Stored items
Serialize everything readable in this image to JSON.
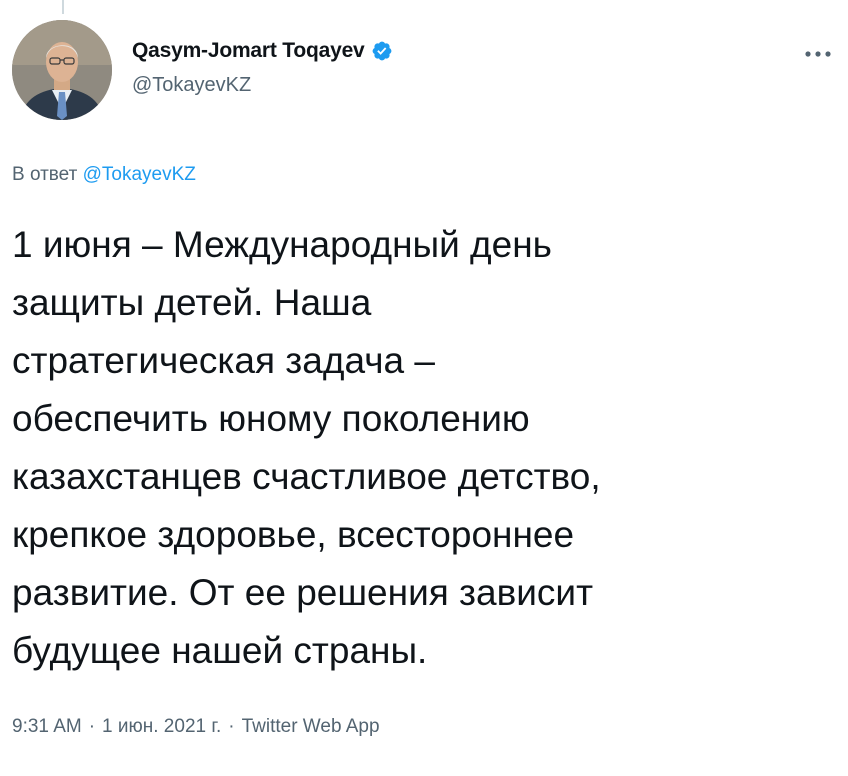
{
  "tweet": {
    "author": {
      "display_name": "Qasym-Jomart Toqayev",
      "handle": "@TokayevKZ",
      "verified": true
    },
    "reply_to": {
      "prefix": "В ответ",
      "mention": "@TokayevKZ"
    },
    "text": "1 июня – Международный день\nзащиты детей. Наша\nстратегическая задача –\nобеспечить юному поколению\nказахстанцев счастливое детство,\nкрепкое здоровье, всестороннее\nразвитие. От ее решения зависит\nбудущее нашей страны.",
    "time": "9:31 AM",
    "date": "1 июн. 2021 г.",
    "separator": "·",
    "source": "Twitter Web App"
  },
  "icons": {
    "verified": "verified-badge-icon",
    "more": "more-horizontal-icon"
  },
  "colors": {
    "accent": "#1d9bf0",
    "secondary_text": "#536471",
    "primary_text": "#0f1419"
  }
}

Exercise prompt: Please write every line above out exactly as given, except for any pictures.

Response to the exercise:
Serialize everything readable in this image to JSON.
{
  "tweet": {
    "author": {
      "display_name": "Qasym-Jomart Toqayev",
      "handle": "@TokayevKZ",
      "verified": true
    },
    "reply_to": {
      "prefix": "В ответ",
      "mention": "@TokayevKZ"
    },
    "text": "1 июня – Международный день\nзащиты детей. Наша\nстратегическая задача –\nобеспечить юному поколению\nказахстанцев счастливое детство,\nкрепкое здоровье, всестороннее\nразвитие. От ее решения зависит\nбудущее нашей страны.",
    "time": "9:31 AM",
    "date": "1 июн. 2021 г.",
    "separator": "·",
    "source": "Twitter Web App"
  },
  "icons": {
    "verified": "verified-badge-icon",
    "more": "more-horizontal-icon"
  },
  "colors": {
    "accent": "#1d9bf0",
    "secondary_text": "#536471",
    "primary_text": "#0f1419"
  }
}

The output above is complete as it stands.